I have a Mento that was also a gift from a fellow FPNer from way back and I really like the pen. It is a large fountain pen but light so it doesn't tire my hand. I got the nib stubbed right after I got it, so I don't really remember how it wrote before it was reground. If it wasn't stubbed and the nib had issues like FPNer Slippy's, then I would either bring it back to the store for a new one or invest in some 8000 and 12000 grade Micromesh sheets and try to smooth it myself (after checking the nib alignment and fixing it with my fingernail, if necessary). The drying out problem can be easily solved by dripping some nail polish (clear!) on the inside of the cap where it meets the pen's clip. A recent thread on Pentrace.net mentioned the use of silicone glue as an alternative to the nail polish, but I haven't tried it myself. Don't give up on your Mento!

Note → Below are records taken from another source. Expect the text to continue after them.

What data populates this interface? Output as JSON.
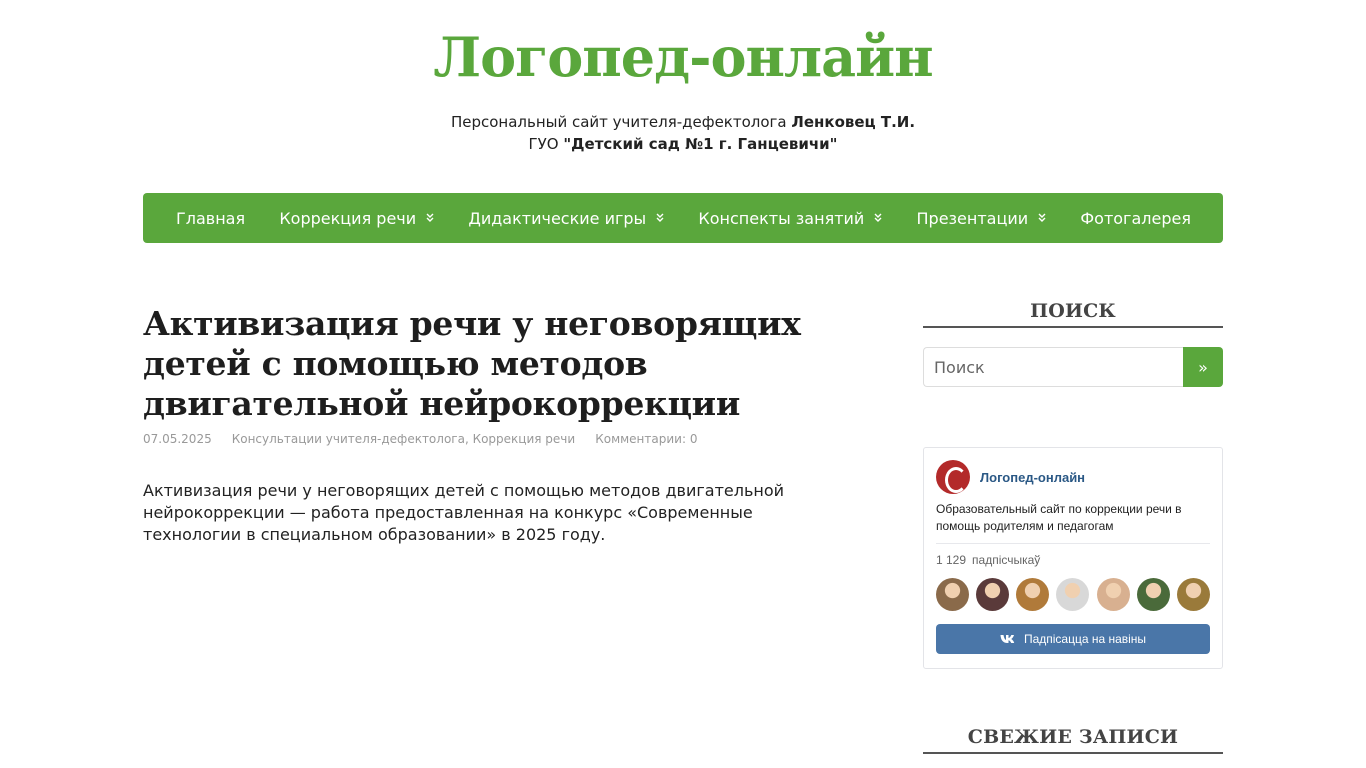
{
  "site": {
    "title": "Логопед-онлайн",
    "desc_line1_prefix": "Персональный сайт учителя-дефектолога ",
    "desc_line1_bold": "Ленковец Т.И.",
    "desc_line2_prefix": "ГУО ",
    "desc_line2_bold": "\"Детский сад №1 г. Ганцевичи\""
  },
  "nav": {
    "items": [
      {
        "label": "Главная"
      },
      {
        "label": "Коррекция речи"
      },
      {
        "label": "Дидактические игры"
      },
      {
        "label": "Конспекты занятий"
      },
      {
        "label": "Презентации"
      },
      {
        "label": "Фотогалерея"
      }
    ]
  },
  "post": {
    "title": "Активизация речи у неговорящих детей с помощью методов двигательной нейрокоррекции",
    "date": "07.05.2025",
    "categories": "Консультации учителя-дефектолога, Коррекция речи",
    "comments": "Комментарии: 0",
    "body": "Активизация речи у неговорящих детей с помощью методов двигательной нейрокоррекции — работа предоставленная на конкурс «Современные технологии в специальном образовании» в 2025 году."
  },
  "sidebar": {
    "search_title": "ПОИСК",
    "search_placeholder": "Поиск",
    "search_button": "»",
    "recent_title": "СВЕЖИЕ ЗАПИСИ"
  },
  "vk": {
    "name": "Логопед-онлайн",
    "desc": "Образовательный сайт по коррекции речи в помощь родителям и педагогам",
    "subs_count": "1 129",
    "subs_label": "падпісчыкаў",
    "button_label": "Падпісацца на навіны",
    "avatar_colors": [
      "#8a6a4a",
      "#5a3a3a",
      "#b07a3a",
      "#d8d8d8",
      "#d8b090",
      "#4a6a3a",
      "#9a7a3a"
    ]
  },
  "colors": {
    "accent": "#5aa73c",
    "vk_blue": "#4a76a8"
  }
}
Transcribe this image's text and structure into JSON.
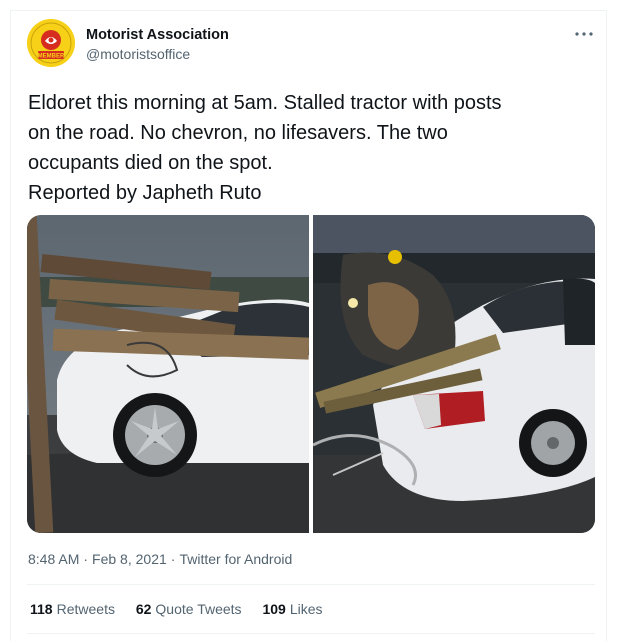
{
  "author": {
    "name": "Motorist Association",
    "handle": "@motoristsoffice",
    "avatar_badge": "MEMBER",
    "avatar_color": "#f7d117"
  },
  "more_icon": "more-horizontal-icon",
  "tweet": {
    "lines": [
      "Eldoret this morning at 5am. Stalled tractor with posts",
      "on the road. No chevron, no lifesavers. The two",
      "occupants died on the spot.",
      "Reported by Japheth Ruto"
    ]
  },
  "media": {
    "photos": [
      "photo-1",
      "photo-2"
    ]
  },
  "meta": {
    "time": "8:48 AM",
    "date": "Feb 8, 2021",
    "client": "Twitter for Android",
    "separator": "·"
  },
  "stats": {
    "retweets_count": "118",
    "retweets_label": "Retweets",
    "quotes_count": "62",
    "quotes_label": "Quote Tweets",
    "likes_count": "109",
    "likes_label": "Likes"
  },
  "colors": {
    "text_primary": "#0f1419",
    "text_secondary": "#536471",
    "divider": "#eff3f4"
  }
}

Edited by Maja, 03 November 2007 - 06:07.
Posted 03 November 2007 - 07:01
The pen is gorgeous and if you like it enough, you can have it reground.
Posted 03 November 2007 - 14:30
Posted 26 November 2007 - 14:07
My first impressions, even before I took the pen from its gorgeous walnut presentation case (not the standard Laban issue, but the shop had run out of the normal boxes so very kindly gave me one usually reserved for their more expensive pens!) was how gorgeous the colours of the tortoiseshell are. Photos do not do this pen justice.
This pen is big – I have always favoured the chunky resin pens, and even before I handled it, I was in love with its chunkiness - it has an almost cuddly look (if a pen can indeed be cuddly!)
The medium nib possesses none of the scratchiness that other members have reported, and laid down a lovely smooth (slightly thin) line – in fact it is a far better writer out of the box than my Parker Sonnet which was, and still is, a bit of a pig to write with. It is true that there is no flex to the nib, but, and maybe this is purely down to my writing style, I actually quiet like it.
It’s too early to tell whether it suffers from the drying problem, so I’ll have some nail varnish on stand by just in case.
All in all, for £40, I cannot fault this pen at all. Much nicer than my Sonnet, and also my Balance II – this is one pen that will get a lot of use.
Posted 26 November 2007 - 15:54
Congratulations on your purchase.
Posted 27 November 2007 - 00:03
Posted 27 November 2007 - 14:29
Posted 27 November 2007 - 15:18
Posted 08 March 2008 - 07:49
Kuala Lumpur, Malaysia
My favourite pens:
Pelikan M200 Demo / translucent red / medium nibstroke
Lamy 2000 / black / oblique medium nibstroke
Pilot Vanishing Point / yellow / medium nibstroke
"To be stupid, selfish and have good health are the the requirements for happiness, though if stupidity is lacking, all is lost"